Harvey is a 30-year veteran of the Chicago Police Department. The Beverly resident works as a mounted patrolman and has been sailing for more than a decade at the Jackson Park Yacht Club, near the department's stables.

"When I am out here sailing, I call it my religion. It is very peaceful," Harvey said Tuesday. "The water, the wind — you just forget everything."

Harvey started the Chicago Police Sailing Association in March 2016 in the hope of encouraging more law enforcement officials to take up the pastime. He's hoping to further this cause with the Gold Star Regatta.

About 30 sailboats are expected to participate in the inaugural race that begins at 10:30 a.m. Saturday from the club in Jackson Park. Two races are available to entrants — a distance race and a buoy race, said Karen Harris, the commodore in Jackson Park.

A party after the race will be held at 2 p.m. with beverages, local food trucks and entertainment for children. Proceeds from the regatta are slated for police charities, including the Brotherhood for the Fallen, the Chicago Police Memorial Foundation and the 100 Club of Chicago.

The Maggie Marie is the name of Marlon Harvey's sailboat. The 35-foot boat will have a crew made up entirely of law enforcement officials Saturday during the Gold Star Regatta. [DNAinfo/Howard A. Ludwig]

Those not racing can sponsor a boat, and Harvey encouraged his supporters to look no further than the Maggie Marie — a 35-foot sailboat named for his mother, grandmother and granddaughter.

Harvey's boat will feature a seven-member crew made up entirely of law enforcement officials. Besides himself, there are also two Chicago police sergeants, two patrolmen, a retired officer and an officer in the Cook County Sheriff’s Office.

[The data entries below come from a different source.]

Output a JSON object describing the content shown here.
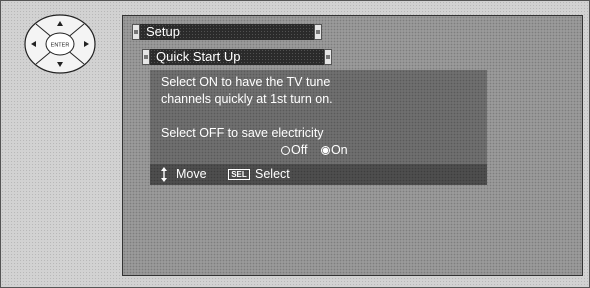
{
  "remote": {
    "center_label": "ENTER"
  },
  "menu": {
    "title": "Setup",
    "submenu": "Quick Start Up"
  },
  "message": {
    "line1": "Select ON to have the TV tune",
    "line2": "channels quickly at 1st turn on.",
    "line3": "Select OFF to save electricity"
  },
  "options": [
    {
      "label": "Off",
      "selected": false
    },
    {
      "label": "On",
      "selected": true
    }
  ],
  "help": {
    "move_label": "Move",
    "sel_key": "SEL",
    "select_label": "Select"
  },
  "icons": {
    "remote": "dpad-remote-icon",
    "move": "up-down-arrows-icon",
    "radio": "radio-button-icon"
  }
}
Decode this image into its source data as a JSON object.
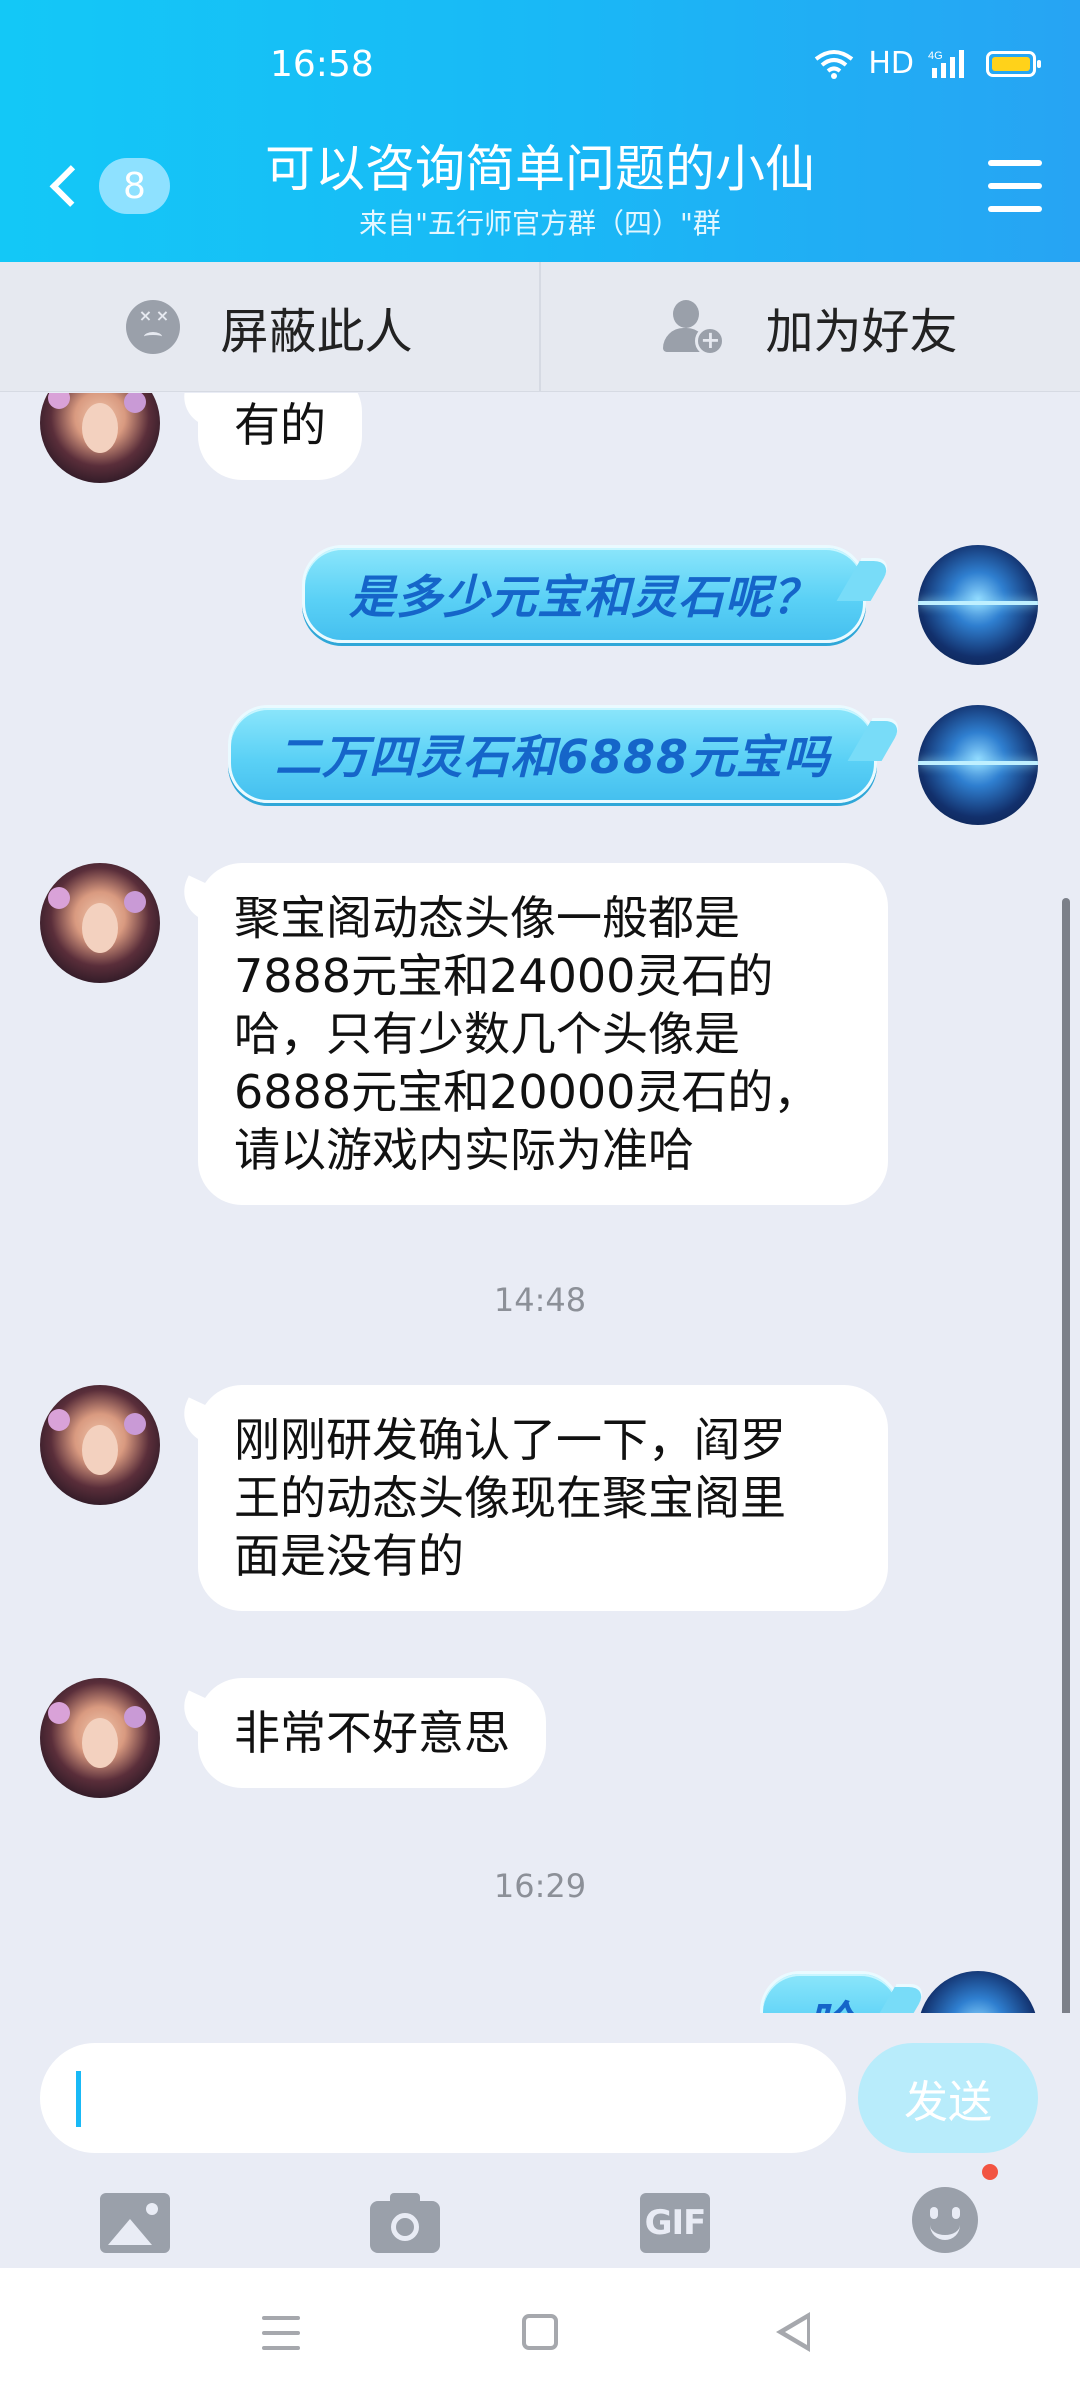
{
  "status_bar": {
    "time": "16:58",
    "network_label": "HD",
    "cell_label": "4G",
    "battery_color": "#ffd21a"
  },
  "header": {
    "back_badge": "8",
    "title": "可以咨询简单问题的小仙",
    "subtitle": "来自\"五行师官方群（四）\"群",
    "accent_color": "#19b9f6"
  },
  "actions": {
    "block_label": "屏蔽此人",
    "add_friend_label": "加为好友"
  },
  "messages": [
    {
      "side": "left",
      "text": "有的"
    },
    {
      "side": "right",
      "text": "是多少元宝和灵石呢？"
    },
    {
      "side": "right",
      "text": "二万四灵石和6888元宝吗"
    },
    {
      "side": "left",
      "lines": [
        "聚宝阁动态头像一般都是",
        "7888元宝和24000灵石的",
        "哈，只有少数几个头像是",
        "6888元宝和20000灵石的，",
        "请以游戏内实际为准哈"
      ]
    },
    {
      "type": "time",
      "text": "14:48"
    },
    {
      "side": "left",
      "lines": [
        "刚刚研发确认了一下，阎罗",
        "王的动态头像现在聚宝阁里",
        "面是没有的"
      ]
    },
    {
      "side": "left",
      "text": "非常不好意思"
    },
    {
      "type": "time",
      "text": "16:29"
    },
    {
      "side": "right",
      "text": "哈",
      "partially_visible": true
    }
  ],
  "input": {
    "value": "",
    "send_label": "发送"
  },
  "toolbar": {
    "icons": [
      "image-icon",
      "camera-icon",
      "gif-icon",
      "emoji-icon"
    ],
    "gif_label": "GIF"
  },
  "navbar": {
    "icons": [
      "recents-icon",
      "home-icon",
      "back-icon"
    ]
  }
}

Harvey said the sailing community is very supportive of law enforcement overall. By Wednesday afternoon, $2,725 had been raised for the race.

"He's nervous, but I'm calm. It's such a great cause," Harris said of the race Harvey has dedicated to the late James Webb, who served as commodore in Jackson Park before he died in May.

Marlon Harvey of Beverly has been actively sailing for more than a decade. He started the Chicago Police Sailing Association in March 2016 and hopes his fellow police officers take up the pastime. [DNAinfo/Howard A. Ludwig]

Another boat participating in the regatta will be crewed by military veterans. And Harvey is hoping a boat from the Chicago Fire Department will register this year or next year to build on the natural rivalry with police.

Harvey was introduced to sailing by a fellow police officer. Soon he was spending his free time at the yacht club, volunteering as a crew member for four or five boats. He bought his own boat in 2008.

He's on his third boat now and said it's a common misconception that sailing is something that only the elite can enjoy. In fact, he said, sailors are always looking for free help, and experience typically isn't required.

Karen Harris is the commodore of the Jackson Park Yacht Club. Marlon Harvey is a member of the South Side club and started the Chicago Police Sailing Association. [DNAinfo/Howard A. Ludwig]

"A lot of what I am doing is to show that this is something you can do. It is within your reach," said Harvey, who was raised in Grand Crossing and later Morgan Park.

Harvey said those interested can check out "intramural races" Wednesday nights. These casual races among club members often have boats willing to take curious sailors out on the water. And after docking, a "beer can" or post-race party is enjoyed by all.

"It's a good way to just get your introduction," Harris said.